Minnesota Monthly senior editor Reed Fischer
photo by casie beldo
“Barbecue may not be the road to world peace, but it’s a start,” celebrity chef Anthony Bourdain said in an episode of his globe-trotting food series, Parts Unknown. He was in Libya at the time, but his words apply equally to a backyard grill session, a ribs buffet, takeout from Bark and the Bite on hot pavement (above), a lakeside campfire feast, or wherever you choose to ’cue.
Where there’s smoke (and smoke flavor), there’s togetherness. And that’s despite the awkward jokes, lighter-fluid fumes, ice shortages, inferior coleslaw, and bloodsucking mosquitoes along for the ride. An open fire turns us into moths circling the flickering center, and good barbecue (even the meat-free stuff) transforms us into ravenous birds of prey.
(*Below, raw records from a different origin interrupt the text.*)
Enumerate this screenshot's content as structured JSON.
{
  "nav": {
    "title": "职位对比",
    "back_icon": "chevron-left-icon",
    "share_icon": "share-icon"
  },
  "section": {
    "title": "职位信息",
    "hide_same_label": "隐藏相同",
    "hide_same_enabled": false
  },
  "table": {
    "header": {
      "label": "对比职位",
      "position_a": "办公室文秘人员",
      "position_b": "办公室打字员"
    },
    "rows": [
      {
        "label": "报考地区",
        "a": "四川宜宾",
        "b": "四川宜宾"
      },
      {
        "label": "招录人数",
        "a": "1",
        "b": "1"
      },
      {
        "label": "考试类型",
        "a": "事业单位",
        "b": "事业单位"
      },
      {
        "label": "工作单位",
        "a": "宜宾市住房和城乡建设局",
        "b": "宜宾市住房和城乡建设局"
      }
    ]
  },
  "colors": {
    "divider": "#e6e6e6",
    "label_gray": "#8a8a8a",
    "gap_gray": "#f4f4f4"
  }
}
Long after embers are extinguished and dry-rub dust is wet-napped from the corners of our mouths, a smell lingers—in our clothes, hair, car upholstery, you name it—as proof of something shared. A near-immediate hunger to taste it all again is proof of something essential. And barbecue’s never-ending interpretations by region and tradition are proof of something universal. We might not all want the exact same thing, but we know we want barbecue.